I run every morning 🏃 ...along the East River in NYC.
Before I head out, I drink wayyy too much coffee... ☕ more than I care to think about. But hey...I think I'm done growing anyway.
Of course, I run to stay in shape...but at this point, it's also just become a 🔁 habit.
I sweat, clear my head, listen to a podcast (currently: The Rewatchables by Bill Simmons), mentally run through meetings and Right Fit calls on my calendar and come back ready to start my day.
It's the single most important thing I do every day.
It doesn't matter if what I do later in the day is more significant, life changing, or impactful overall to my course of my life...
The way I think about it, 🌅 STARTING my day the way I want is what allows the rest of my day to reach it's potential. (Wow...did not expect this deep 💭...but here we are...stay with me!)
I can think of no better metaphor for financial planning. Taking the first step into plotting your financial future is BY FAR the most important part.
It doesn't matter if what comes after (the recommendations, investments, retirement accounts etc.) is more technically impactful...none of it happens without this: committing to the process.
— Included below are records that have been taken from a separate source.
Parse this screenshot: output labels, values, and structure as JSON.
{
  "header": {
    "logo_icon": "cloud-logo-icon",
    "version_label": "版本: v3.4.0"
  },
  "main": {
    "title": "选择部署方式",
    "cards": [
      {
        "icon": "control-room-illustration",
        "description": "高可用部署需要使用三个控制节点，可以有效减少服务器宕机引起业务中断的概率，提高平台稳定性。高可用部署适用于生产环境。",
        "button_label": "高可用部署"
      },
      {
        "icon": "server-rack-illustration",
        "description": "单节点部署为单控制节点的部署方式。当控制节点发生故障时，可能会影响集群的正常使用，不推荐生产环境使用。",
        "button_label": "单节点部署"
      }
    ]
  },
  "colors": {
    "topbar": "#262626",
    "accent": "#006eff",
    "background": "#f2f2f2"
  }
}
So with that in mind, I want to peel back the curtain of what happens in Part 1️⃣ of designing your Financial Life Plan entails.
Let me do this by answering the following:
What is the FIRST and MOST IMPORTANT part of the process?
What is the "morning run" of building a financial plan?
Here it goes:
When we begin a new client's Financial Life Plan, the first questions we seek to answer revolve around their cash flow.
Here are the first 3 questions we want you to be able to answer definitively at the end of our planning process (as a reminder, this is before we even touch on investments, tax coordination, insurance coverage etc.):
To further understand why we chose these questions for the first part of the process read on...
👉The first part of this whole process is figuring out how you actually spend your money month to month.
We'll help you uncover figures like fixed expenses. The expenses you absolutely have to spend every month and that are relatively static month to month: rent/mortgage, groceries, subscriptions, car payments etc.)
And then figure out your variable expenses. (These are more discretionary: going out money, travel, random purchases, Amazon, gifts etc.). And what your one-off "big" purchases will look like over the next few years (Vacations, school payment, buying a ring, down payment on a home, buying a car)
👉 We need to know EXACTLY what these numbers look like.
Why is it so important to do this first part?
Because after we go through all of your "stuff" ( your salary, bonus, stock options, business income, the money going into your 401k's, the money being allocated for federal, state, local taxes, health insurance, HSA's etc.)we will show you exactly how much money you should have left over to "save" each month.
Should is the key word here because this is only saying what your saving CAPACITY is. We will drill down later on to determine if you've actually been hitting these targets. The first step is just knowing what they are.
Now once we go through all of this, we'll have a better answer for those first two questions.
1. We'll know your current saving capacity is in actual dollar amounts on a monthly basis and,
2. We'll know what your saving rate is.
These are important! How else could anyone make recommendations or suggest changes if they don't know where you stand?
That's it for part one! Stay tuned for what happens next...
In the meantime, if you have any questions about your financial world, please set up a time to connect and Book a Right Fit call with me here.